Black History Month not only looks to honor the laborious pasts of African Americans, but it also serves to remind the rest of the world about the endless advances that can and still need to be made in this lifetime. While movements such as Black Lives Matter and White Coats for Black Lives take the stage today, it is important to recognize that the battle against systemic racism is far from over. The injustice and inequality faced by the black community is rough and depressing, and there’s no way not to be frustrated and angry, but the black community continues to show up because they want to be seen. Abolitionists and leaders such as Harriet Tubman, Nat Turner, and Denmark Vesey have long been expressing these grievances. It is time that the rest of the world listens and takes steps to create change.
Baked In: Systemic Racism Around and Within Us Series. School of Law – University of San Diego, 16 Feb. 2021, www.sandiego.edu/events/law/detail.php?_focus=79255.
“Chapter 4: Slavery and Freedom in the New Republic, 1775-1820.” Freedom on My Mind, by Deborah Gray White et al., 2nd ed., Bedford/St. Martin’s, 2017, pp. 147.
“Chapter 5: Black Life in the Slave South, 1820-1860.” Freedom on My Mind, by Deborah Gray White et al., 2nd ed., Bedford/St. Martin’s, 2017, pp. 197.
Salam, Maya. “For Serena Williams, Childbirth Was a Harrowing Ordeal.

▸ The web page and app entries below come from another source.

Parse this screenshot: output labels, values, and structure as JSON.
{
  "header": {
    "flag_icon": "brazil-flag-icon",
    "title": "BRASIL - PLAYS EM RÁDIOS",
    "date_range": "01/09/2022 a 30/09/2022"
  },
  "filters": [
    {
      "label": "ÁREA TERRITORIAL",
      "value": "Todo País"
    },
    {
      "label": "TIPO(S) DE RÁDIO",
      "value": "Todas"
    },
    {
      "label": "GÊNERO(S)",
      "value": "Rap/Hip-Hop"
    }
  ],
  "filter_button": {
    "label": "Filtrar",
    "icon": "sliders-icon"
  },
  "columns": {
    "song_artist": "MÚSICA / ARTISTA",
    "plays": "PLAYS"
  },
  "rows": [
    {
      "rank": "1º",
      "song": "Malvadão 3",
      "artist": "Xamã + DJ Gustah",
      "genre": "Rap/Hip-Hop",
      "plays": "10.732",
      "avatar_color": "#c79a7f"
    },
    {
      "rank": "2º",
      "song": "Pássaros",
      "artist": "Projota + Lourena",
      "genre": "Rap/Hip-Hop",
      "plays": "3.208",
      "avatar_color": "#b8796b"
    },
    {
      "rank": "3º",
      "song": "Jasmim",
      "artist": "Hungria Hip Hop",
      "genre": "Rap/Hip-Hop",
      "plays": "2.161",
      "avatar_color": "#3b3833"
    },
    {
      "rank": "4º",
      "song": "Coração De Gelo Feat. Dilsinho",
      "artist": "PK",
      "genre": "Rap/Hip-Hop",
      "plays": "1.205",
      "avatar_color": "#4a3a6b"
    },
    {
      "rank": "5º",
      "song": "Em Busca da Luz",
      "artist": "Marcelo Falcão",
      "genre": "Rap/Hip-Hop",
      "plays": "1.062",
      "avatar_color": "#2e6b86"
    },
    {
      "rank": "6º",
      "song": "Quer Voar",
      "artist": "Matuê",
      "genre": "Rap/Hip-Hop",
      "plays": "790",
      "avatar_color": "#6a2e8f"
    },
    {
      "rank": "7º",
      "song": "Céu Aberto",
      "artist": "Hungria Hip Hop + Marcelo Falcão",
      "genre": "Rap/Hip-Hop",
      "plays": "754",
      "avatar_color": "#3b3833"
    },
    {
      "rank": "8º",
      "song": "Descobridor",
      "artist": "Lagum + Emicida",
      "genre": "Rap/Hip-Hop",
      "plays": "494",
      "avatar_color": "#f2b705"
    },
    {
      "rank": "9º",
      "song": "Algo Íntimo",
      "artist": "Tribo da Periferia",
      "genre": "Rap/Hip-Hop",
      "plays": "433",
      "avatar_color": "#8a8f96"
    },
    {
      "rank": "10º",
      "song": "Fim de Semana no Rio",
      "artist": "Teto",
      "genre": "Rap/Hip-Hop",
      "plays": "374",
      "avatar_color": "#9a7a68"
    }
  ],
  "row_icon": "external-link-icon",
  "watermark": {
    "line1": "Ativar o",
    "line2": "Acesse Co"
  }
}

She’s Not Alone.” The New York Times, The New York Times, 11 Jan. 2018, www.nytimes.com/2018/01/11/sports/tennis/serena-williams-baby-vogue.html.
“What the Discovery of the Last American Slave Ship Means to Descendants.” National Geographic , 22 May 2019, youtu.be/pGeoFbTr3k0.